Once the final set of traditional mitigation sites was determined through agency coordination, CRI provided environmental assessment and restoration design services for one of the selected sites.  The Unnamed Tributary to Great Seneca Creek (referred to as CA-5) is a stream restoration design project located in Montgomery County within Quince Orchard Valley Neighborhood Park. CRI performed a detailed geomorphic assessment including a longitudinal profile and cross sections, BANCS streambank analysis, site features and mapping for the project. Existing conditions were documented and provided the basis for the concept stream restoration design. CRI conducted a detailed hydrologic study of the stream and tributary to determine the design discharge based on GISHydro and agreement with the Maryland regression equations and the geomorphic data. CRI developed a HEC RAS 2D model. The results of this model are used to show the stability of the in-stream structures and the water surface elevations for the 2, 10, and 100-year storms. CRI produced Concept (15%), Preliminary (30%), and Semi-Final Plans (65%)/Phase II Mitigation Plan and submitted to MDOT SHA, M-NCPPC, and the regulatory agencies.  CRI also completed the US Army Corps of Engineers MSMF to determine the functional feet of stream restoration mitigation the site will provide.

As part of the General Engineering Consultant team, CRI provided technical expertise in the review and ranking of the full-delivery wetland mitigation and stream restoration technical proposals submitted by the Full-Delivery Mitigation Teams for compliance with the Request for Proposal criteria.  CRI evaluated the wetland and stream mitigation sites identified in the full-delivery proposals and provided recommendation of wetland and stream sites that are good candidates for inclusion in the compensatory mitigation package. CRI was also responsible for preparing the environmental performance specifications/technical requirements and long-term operations and maintenance environmental criteria for the Request for Proposal for construction of the Preferred Alternative.  In addition, CRI is currently performing on-call plan/permit/modification environmental compliance review and services, including reviews of the Wetlands and Waterways JPA, Roadside Tree Permit, and RTE submissions for the early site investigations and will continue to provide review services during full design and construction. CRI is also providing liaison services between MDOT SHA and Montgomery County M-NCPPC during NEPA and will continue these services during design and construction to ensure mutually beneficial cooperation for activities on M-NCPPC properties.

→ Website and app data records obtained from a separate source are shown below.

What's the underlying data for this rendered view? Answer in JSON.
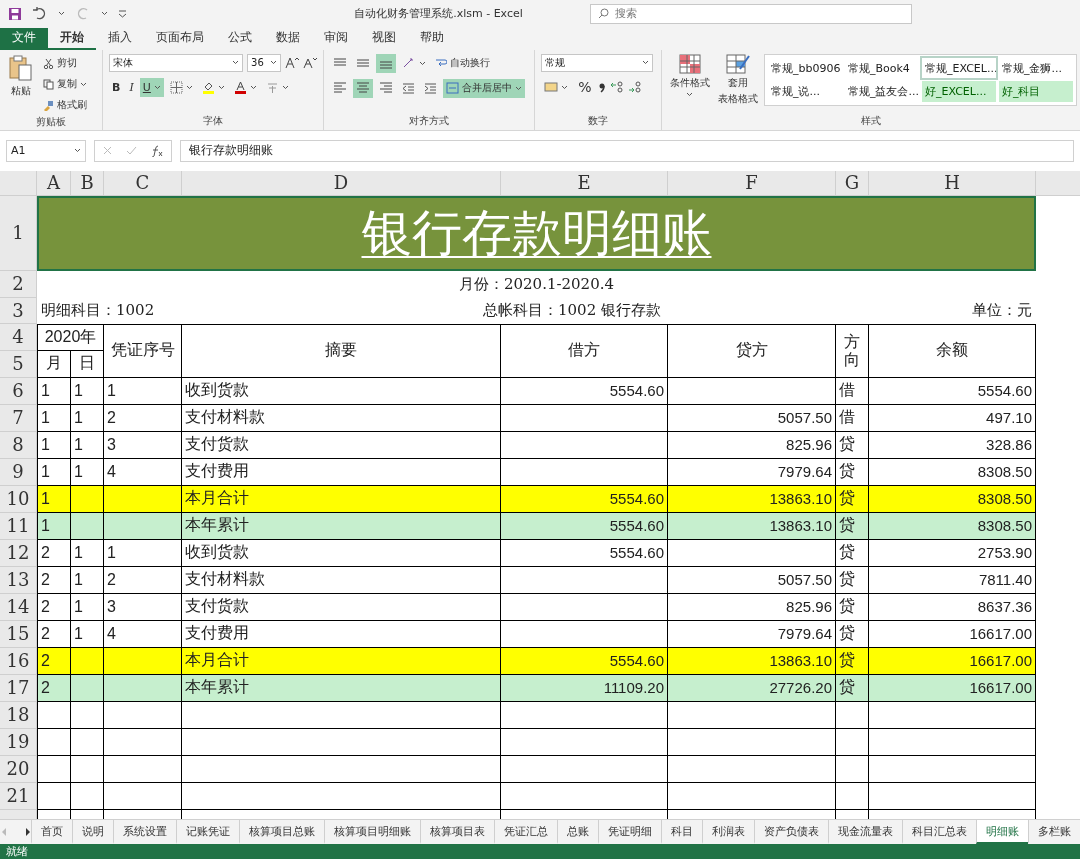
{
  "title_bar": {
    "title": "自动化财务管理系统.xlsm  -  Excel",
    "search_placeholder": "搜索"
  },
  "ribbon_tabs": [
    {
      "label": "文件",
      "kind": "file",
      "selected": false
    },
    {
      "label": "开始",
      "kind": "tab",
      "selected": true
    },
    {
      "label": "插入",
      "kind": "tab",
      "selected": false
    },
    {
      "label": "页面布局",
      "kind": "tab",
      "selected": false
    },
    {
      "label": "公式",
      "kind": "tab",
      "selected": false
    },
    {
      "label": "数据",
      "kind": "tab",
      "selected": false
    },
    {
      "label": "审阅",
      "kind": "tab",
      "selected": false
    },
    {
      "label": "视图",
      "kind": "tab",
      "selected": false
    },
    {
      "label": "帮助",
      "kind": "tab",
      "selected": false
    }
  ],
  "clipboard": {
    "paste": "粘贴",
    "cut": "剪切",
    "copy": "复制",
    "painter": "格式刷",
    "label": "剪贴板"
  },
  "font": {
    "name": "宋体",
    "size": "36",
    "bold": "B",
    "italic": "I",
    "underline": {
      "label": "U",
      "on": true
    },
    "label": "字体"
  },
  "alignment": {
    "vertical": [
      {
        "kind": "top",
        "on": false
      },
      {
        "kind": "middle",
        "on": false
      },
      {
        "kind": "bottom",
        "on": true
      }
    ],
    "horizontal": [
      {
        "kind": "left",
        "on": false
      },
      {
        "kind": "center",
        "on": true
      },
      {
        "kind": "right",
        "on": false
      }
    ],
    "wrap": "自动换行",
    "merge": {
      "label": "合并后居中",
      "on": true
    },
    "label": "对齐方式"
  },
  "number": {
    "format": "常规",
    "percent": "%",
    "label": "数字"
  },
  "styles": {
    "conditional": "条件格式",
    "table_top": "套用",
    "table_bottom": "表格格式",
    "label": "样式",
    "gallery": [
      {
        "label": "常规_bb0906",
        "kind": "normal",
        "selected": false
      },
      {
        "label": "常规_Book4",
        "kind": "normal",
        "selected": false
      },
      {
        "label": "常规_EXCEL...",
        "kind": "normal",
        "selected": true
      },
      {
        "label": "常规_金狮...",
        "kind": "normal",
        "selected": false
      },
      {
        "label": "常规_说...",
        "kind": "normal",
        "selected": false
      },
      {
        "label": "常规_益友会...",
        "kind": "normal",
        "selected": false
      },
      {
        "label": "好_EXCEL...",
        "kind": "good",
        "selected": false
      },
      {
        "label": "好_科目",
        "kind": "good",
        "selected": false
      }
    ]
  },
  "formula_bar": {
    "name_box": "A1",
    "value": "银行存款明细账"
  },
  "columns": [
    "A",
    "B",
    "C",
    "D",
    "E",
    "F",
    "G",
    "H"
  ],
  "top_row_numbers": [
    "1",
    "2",
    "3",
    "4",
    "5"
  ],
  "sheet": {
    "title": "银行存款明细账",
    "period": "月份：2020.1-2020.4",
    "detail_account": "明细科目：1002",
    "general_account": "总帐科目：1002  银行存款",
    "unit": "单位：元",
    "header": {
      "year": "2020年",
      "month": "月",
      "day": "日",
      "voucher": "凭证序号",
      "summary": "摘要",
      "debit": "借方",
      "credit": "贷方",
      "direction": "方向",
      "balance": "余额"
    },
    "rows": [
      {
        "row": "6",
        "kind": "entry",
        "month": "1",
        "day": "1",
        "voucher": "1",
        "summary": "收到货款",
        "debit": "5554.60",
        "credit": "",
        "direction": "借",
        "balance": "5554.60"
      },
      {
        "row": "7",
        "kind": "entry",
        "month": "1",
        "day": "1",
        "voucher": "2",
        "summary": "支付材料款",
        "debit": "",
        "credit": "5057.50",
        "direction": "借",
        "balance": "497.10"
      },
      {
        "row": "8",
        "kind": "entry",
        "month": "1",
        "day": "1",
        "voucher": "3",
        "summary": "支付货款",
        "debit": "",
        "credit": "825.96",
        "direction": "贷",
        "balance": "328.86"
      },
      {
        "row": "9",
        "kind": "entry",
        "month": "1",
        "day": "1",
        "voucher": "4",
        "summary": "支付费用",
        "debit": "",
        "credit": "7979.64",
        "direction": "贷",
        "balance": "8308.50"
      },
      {
        "row": "10",
        "kind": "month_total",
        "month": "1",
        "day": "",
        "voucher": "",
        "summary": "本月合计",
        "debit": "5554.60",
        "credit": "13863.10",
        "direction": "贷",
        "balance": "8308.50"
      },
      {
        "row": "11",
        "kind": "year_total",
        "month": "1",
        "day": "",
        "voucher": "",
        "summary": "本年累计",
        "debit": "5554.60",
        "credit": "13863.10",
        "direction": "贷",
        "balance": "8308.50"
      },
      {
        "row": "12",
        "kind": "entry",
        "month": "2",
        "day": "1",
        "voucher": "1",
        "summary": "收到货款",
        "debit": "5554.60",
        "credit": "",
        "direction": "贷",
        "balance": "2753.90"
      },
      {
        "row": "13",
        "kind": "entry",
        "month": "2",
        "day": "1",
        "voucher": "2",
        "summary": "支付材料款",
        "debit": "",
        "credit": "5057.50",
        "direction": "贷",
        "balance": "7811.40"
      },
      {
        "row": "14",
        "kind": "entry",
        "month": "2",
        "day": "1",
        "voucher": "3",
        "summary": "支付货款",
        "debit": "",
        "credit": "825.96",
        "direction": "贷",
        "balance": "8637.36"
      },
      {
        "row": "15",
        "kind": "entry",
        "month": "2",
        "day": "1",
        "voucher": "4",
        "summary": "支付费用",
        "debit": "",
        "credit": "7979.64",
        "direction": "贷",
        "balance": "16617.00"
      },
      {
        "row": "16",
        "kind": "month_total",
        "month": "2",
        "day": "",
        "voucher": "",
        "summary": "本月合计",
        "debit": "5554.60",
        "credit": "13863.10",
        "direction": "贷",
        "balance": "16617.00"
      },
      {
        "row": "17",
        "kind": "year_total",
        "month": "2",
        "day": "",
        "voucher": "",
        "summary": "本年累计",
        "debit": "11109.20",
        "credit": "27726.20",
        "direction": "贷",
        "balance": "16617.00"
      },
      {
        "row": "18",
        "kind": "empty"
      },
      {
        "row": "19",
        "kind": "empty"
      },
      {
        "row": "20",
        "kind": "empty"
      },
      {
        "row": "21",
        "kind": "empty"
      }
    ]
  },
  "sheet_tabs": [
    {
      "label": "首页",
      "selected": false
    },
    {
      "label": "说明",
      "selected": false
    },
    {
      "label": "系统设置",
      "selected": false
    },
    {
      "label": "记账凭证",
      "selected": false
    },
    {
      "label": "核算项目总账",
      "selected": false
    },
    {
      "label": "核算项目明细账",
      "selected": false
    },
    {
      "label": "核算项目表",
      "selected": false
    },
    {
      "label": "凭证汇总",
      "selected": false
    },
    {
      "label": "总账",
      "selected": false
    },
    {
      "label": "凭证明细",
      "selected": false
    },
    {
      "label": "科目",
      "selected": false
    },
    {
      "label": "利润表",
      "selected": false
    },
    {
      "label": "资产负债表",
      "selected": false
    },
    {
      "label": "现金流量表",
      "selected": false
    },
    {
      "label": "科目汇总表",
      "selected": false
    },
    {
      "label": "明细账",
      "selected": true
    },
    {
      "label": "多栏账",
      "selected": false
    }
  ],
  "status": "就绪"
}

Future service will include performing NEPA assessment and documentation in support of design and construction limits of disturbance changes; permit coordination and tracking services, design oversight, support, and reviews, tracking environmental design reviews using the Commitment Tracking Database (CTD); closeout CTD reports for submission to SHA and FHWA, and providing assistance in response to as-yet undetermined questions or problems during design, construction, and post construction.

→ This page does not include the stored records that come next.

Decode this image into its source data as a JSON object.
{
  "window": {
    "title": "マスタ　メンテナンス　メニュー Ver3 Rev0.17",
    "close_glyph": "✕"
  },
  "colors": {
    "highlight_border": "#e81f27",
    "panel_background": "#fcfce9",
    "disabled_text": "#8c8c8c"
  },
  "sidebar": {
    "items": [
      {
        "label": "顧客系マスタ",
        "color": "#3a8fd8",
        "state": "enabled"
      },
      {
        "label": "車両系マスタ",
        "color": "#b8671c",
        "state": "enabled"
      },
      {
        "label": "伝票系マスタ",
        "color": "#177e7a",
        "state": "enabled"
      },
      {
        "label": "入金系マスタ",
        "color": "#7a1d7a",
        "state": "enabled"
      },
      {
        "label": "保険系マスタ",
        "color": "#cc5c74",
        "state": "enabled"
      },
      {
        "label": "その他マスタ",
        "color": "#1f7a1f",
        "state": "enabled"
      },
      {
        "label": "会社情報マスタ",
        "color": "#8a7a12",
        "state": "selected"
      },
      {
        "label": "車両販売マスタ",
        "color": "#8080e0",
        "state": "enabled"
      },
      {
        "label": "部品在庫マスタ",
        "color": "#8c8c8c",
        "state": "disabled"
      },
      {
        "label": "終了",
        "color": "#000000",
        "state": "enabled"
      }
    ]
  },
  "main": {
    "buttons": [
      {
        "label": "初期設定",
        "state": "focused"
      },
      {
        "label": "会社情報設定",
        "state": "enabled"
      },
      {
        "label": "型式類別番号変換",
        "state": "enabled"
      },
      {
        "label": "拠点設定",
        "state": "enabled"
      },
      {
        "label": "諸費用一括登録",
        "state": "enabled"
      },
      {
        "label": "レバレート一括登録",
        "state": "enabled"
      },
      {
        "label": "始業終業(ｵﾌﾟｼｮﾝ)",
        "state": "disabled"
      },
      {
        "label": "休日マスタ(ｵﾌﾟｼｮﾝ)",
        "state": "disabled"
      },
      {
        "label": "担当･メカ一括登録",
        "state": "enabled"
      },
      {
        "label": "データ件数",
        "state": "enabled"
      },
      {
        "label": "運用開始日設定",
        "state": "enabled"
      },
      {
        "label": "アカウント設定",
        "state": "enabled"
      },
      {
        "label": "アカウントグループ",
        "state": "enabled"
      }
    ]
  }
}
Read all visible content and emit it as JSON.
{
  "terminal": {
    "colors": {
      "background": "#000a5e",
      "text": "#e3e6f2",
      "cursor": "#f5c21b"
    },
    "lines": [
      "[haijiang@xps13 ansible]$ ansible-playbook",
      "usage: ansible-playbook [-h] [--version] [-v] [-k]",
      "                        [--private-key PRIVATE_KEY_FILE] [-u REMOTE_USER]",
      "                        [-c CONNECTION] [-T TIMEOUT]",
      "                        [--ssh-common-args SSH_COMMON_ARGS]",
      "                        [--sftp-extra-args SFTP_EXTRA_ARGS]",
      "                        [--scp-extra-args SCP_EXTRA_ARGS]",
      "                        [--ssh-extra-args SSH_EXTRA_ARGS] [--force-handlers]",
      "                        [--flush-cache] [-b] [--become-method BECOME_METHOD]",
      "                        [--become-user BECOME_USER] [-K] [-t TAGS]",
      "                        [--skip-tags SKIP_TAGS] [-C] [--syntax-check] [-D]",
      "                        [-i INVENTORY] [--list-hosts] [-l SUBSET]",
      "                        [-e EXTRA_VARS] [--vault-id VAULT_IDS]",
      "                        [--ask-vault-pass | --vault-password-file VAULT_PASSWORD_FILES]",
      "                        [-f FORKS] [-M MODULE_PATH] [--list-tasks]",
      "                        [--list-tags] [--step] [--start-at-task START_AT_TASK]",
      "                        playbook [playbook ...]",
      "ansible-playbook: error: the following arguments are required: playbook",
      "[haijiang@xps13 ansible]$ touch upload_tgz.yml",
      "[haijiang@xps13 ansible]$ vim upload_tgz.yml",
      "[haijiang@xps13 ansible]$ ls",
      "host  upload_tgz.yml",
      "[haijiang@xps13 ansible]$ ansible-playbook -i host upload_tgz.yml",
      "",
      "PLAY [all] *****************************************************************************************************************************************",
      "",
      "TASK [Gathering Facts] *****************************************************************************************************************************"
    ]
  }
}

Montgomery & Prince George’s Counties, MD


MDOT State Highway Administration

Key Services:

  • Wetland Delineation
  • Water Quality Data Analysis
  • Rare, Threatened, and Endangered Species Surveys
  • NEPA, Natural Resource Technical Report (NRTR) & EIS
  • Permitting
  • Mitigation